My father’s generation, the children who fought World War II, was confused about this distinction following its bitter struggle.  After WWII the military became an enormous industry immersed in the everyday life and thoughts of the people.  President Eisenhower warned us against the ramifications of this in his now famous military/industrial complex speech.  The ideas of the military and the idea of patriotism began to merge.

In the phenomenon of John Kennedy, that merging was completed.  We would wage war anywhere in the name of patriotic duty to country, and we did.

The children of the children who fought WWII, namely my generation, were the children who accepted at face value what our parents and leaders told us.  We acted unquestioningly, with tragic results.

We, whose parents confused militarism and patriotism, willingly, believing in the honesty of words, waged a war so brutal the world’s conscience still has not been soothed.  History has judged that war unlawful and an act of aggression on our part.

We were lied to and deceived about the reasons for the war and about the war’s actual conduct.  We children couldn’t know that.  We had learned knee-jerk responses to magic words.  The practical results: 59,000 of us killed, 250,000 wounded and maimed, 2,500 still missing in action.

Uncounted millions of Vietnamese, Laotians, Cambodians and Thai were dead, their lands virtually destroyed, their cultures smashed.  Add to these the 60,000 Vietnam veterans who have so far committed suicide as a direct result of combat experience.

We have, by any measure, a heinous result from not understanding clearly the concepts and symbols we use.

What does all that have to do with militarism in schools?  We’ve come now to the children of the children who fought the Vietnam War; the confusion of concepts still seems to exist.  The American government again is coming under pressure from home and abroad concerning military and political policies, this time in Central America.

This is what scares me.  I have talked to young men from Decorah, yesterday’s children, who have proudly told me they are joining the military and will soon be killing communists in Central America.  This is the same knee-jerk response my generation had to Vietnam!

How has this attitude remained alive in light of its terrible results?  Among things we might consider is the confused sense of patriotism put forth in letters responding to mine.

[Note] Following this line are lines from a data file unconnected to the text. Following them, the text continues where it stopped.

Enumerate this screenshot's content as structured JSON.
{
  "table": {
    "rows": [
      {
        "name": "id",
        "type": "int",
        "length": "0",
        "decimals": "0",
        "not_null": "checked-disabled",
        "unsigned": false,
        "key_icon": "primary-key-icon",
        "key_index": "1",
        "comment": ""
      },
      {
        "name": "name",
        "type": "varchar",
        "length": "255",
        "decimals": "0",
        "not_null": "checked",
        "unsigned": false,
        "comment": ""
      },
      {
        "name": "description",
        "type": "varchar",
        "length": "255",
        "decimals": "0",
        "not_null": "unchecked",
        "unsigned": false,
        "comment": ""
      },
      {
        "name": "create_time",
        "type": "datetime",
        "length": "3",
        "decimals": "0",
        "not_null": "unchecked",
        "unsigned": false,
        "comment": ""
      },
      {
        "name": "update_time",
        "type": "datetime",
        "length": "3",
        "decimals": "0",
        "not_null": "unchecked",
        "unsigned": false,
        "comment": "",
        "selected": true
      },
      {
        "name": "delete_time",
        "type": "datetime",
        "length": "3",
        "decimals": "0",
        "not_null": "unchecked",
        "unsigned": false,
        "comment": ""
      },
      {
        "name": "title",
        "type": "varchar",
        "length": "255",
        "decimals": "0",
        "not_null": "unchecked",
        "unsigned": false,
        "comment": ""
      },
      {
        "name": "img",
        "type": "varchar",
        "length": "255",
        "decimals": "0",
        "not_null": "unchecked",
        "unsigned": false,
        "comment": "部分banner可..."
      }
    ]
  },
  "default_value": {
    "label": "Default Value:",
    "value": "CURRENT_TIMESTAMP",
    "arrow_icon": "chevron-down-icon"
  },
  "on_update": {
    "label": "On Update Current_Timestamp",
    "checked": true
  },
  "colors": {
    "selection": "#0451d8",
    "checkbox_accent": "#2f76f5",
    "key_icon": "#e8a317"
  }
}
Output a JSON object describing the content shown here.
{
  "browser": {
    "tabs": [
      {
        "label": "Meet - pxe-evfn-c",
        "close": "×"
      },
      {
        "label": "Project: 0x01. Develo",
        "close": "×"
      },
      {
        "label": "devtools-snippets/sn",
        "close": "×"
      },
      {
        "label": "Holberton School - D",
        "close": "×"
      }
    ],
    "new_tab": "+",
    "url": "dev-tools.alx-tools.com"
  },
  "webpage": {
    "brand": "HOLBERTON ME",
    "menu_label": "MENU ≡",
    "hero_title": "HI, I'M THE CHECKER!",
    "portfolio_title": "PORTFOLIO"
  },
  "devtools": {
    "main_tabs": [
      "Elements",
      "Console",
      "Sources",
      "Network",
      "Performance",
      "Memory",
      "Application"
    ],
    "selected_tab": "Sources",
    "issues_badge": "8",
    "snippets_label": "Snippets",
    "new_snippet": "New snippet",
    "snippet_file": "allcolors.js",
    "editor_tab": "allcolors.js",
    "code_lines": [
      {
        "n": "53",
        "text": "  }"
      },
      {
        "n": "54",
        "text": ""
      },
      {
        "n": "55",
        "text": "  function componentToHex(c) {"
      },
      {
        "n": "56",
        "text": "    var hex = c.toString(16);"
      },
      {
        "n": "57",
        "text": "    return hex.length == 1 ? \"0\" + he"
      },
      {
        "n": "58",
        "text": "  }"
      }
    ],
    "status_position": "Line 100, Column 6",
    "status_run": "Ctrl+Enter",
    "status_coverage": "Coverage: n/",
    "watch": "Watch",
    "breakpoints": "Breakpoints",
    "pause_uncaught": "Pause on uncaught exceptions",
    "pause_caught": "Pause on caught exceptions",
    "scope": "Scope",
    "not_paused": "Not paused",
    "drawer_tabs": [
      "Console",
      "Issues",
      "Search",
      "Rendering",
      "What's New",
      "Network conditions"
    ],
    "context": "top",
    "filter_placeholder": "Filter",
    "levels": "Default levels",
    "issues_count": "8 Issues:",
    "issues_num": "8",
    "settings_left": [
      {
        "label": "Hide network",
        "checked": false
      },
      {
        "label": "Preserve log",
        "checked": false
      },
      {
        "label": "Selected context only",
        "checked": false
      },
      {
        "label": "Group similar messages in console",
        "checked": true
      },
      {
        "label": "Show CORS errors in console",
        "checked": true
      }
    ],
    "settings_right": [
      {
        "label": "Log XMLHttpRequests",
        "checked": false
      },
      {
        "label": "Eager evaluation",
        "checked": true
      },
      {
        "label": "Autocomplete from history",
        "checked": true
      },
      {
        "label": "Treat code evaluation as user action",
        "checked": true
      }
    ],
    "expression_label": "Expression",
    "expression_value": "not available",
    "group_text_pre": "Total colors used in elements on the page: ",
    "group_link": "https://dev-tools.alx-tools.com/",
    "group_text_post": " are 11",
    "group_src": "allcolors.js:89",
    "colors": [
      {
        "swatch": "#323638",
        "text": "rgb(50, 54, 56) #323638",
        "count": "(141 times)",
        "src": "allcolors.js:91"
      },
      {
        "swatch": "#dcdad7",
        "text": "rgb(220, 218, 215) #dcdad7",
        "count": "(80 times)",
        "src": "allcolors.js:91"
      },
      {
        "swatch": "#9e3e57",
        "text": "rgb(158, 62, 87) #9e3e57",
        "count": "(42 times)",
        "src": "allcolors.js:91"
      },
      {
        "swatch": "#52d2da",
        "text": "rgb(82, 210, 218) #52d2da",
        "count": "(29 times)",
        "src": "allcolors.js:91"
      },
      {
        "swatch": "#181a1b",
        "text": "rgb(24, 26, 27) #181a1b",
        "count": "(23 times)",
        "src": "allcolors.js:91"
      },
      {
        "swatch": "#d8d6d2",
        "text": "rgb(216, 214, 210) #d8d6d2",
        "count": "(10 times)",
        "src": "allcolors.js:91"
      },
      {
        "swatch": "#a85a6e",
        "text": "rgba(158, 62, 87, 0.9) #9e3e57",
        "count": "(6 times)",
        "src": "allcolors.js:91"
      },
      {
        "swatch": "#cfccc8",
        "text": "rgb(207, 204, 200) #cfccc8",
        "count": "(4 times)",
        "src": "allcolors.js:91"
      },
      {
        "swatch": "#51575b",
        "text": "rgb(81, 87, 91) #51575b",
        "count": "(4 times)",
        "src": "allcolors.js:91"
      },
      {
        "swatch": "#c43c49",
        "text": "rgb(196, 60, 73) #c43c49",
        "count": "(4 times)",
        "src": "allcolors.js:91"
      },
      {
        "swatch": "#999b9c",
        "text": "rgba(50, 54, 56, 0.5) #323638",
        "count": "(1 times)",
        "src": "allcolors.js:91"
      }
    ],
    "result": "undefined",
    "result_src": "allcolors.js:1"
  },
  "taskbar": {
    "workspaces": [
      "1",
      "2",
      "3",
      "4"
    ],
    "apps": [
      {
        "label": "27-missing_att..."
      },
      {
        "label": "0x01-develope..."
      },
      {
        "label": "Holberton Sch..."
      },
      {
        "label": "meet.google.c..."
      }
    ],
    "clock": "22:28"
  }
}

I think as a child today growing up in northeast Iowa (as I did) I would be fortunate if someone who has survived war called into question symbols and concepts that may lead to war.  If that had happened for me and my generation, maybe we would have walked a different path and this struggle would have already been waged.

Patriotism, that love for one’s people and land, might have been identified with ‘Amber Waves of Grain’ or ‘Purple Mountains Majesty’, and bands made up of hard-working, deserving children would twirl the benign baton or just themselves rather than ‘guns’ and flags.

Conceptual clarity.  We must be sure we understand what it is we ask our children to understand.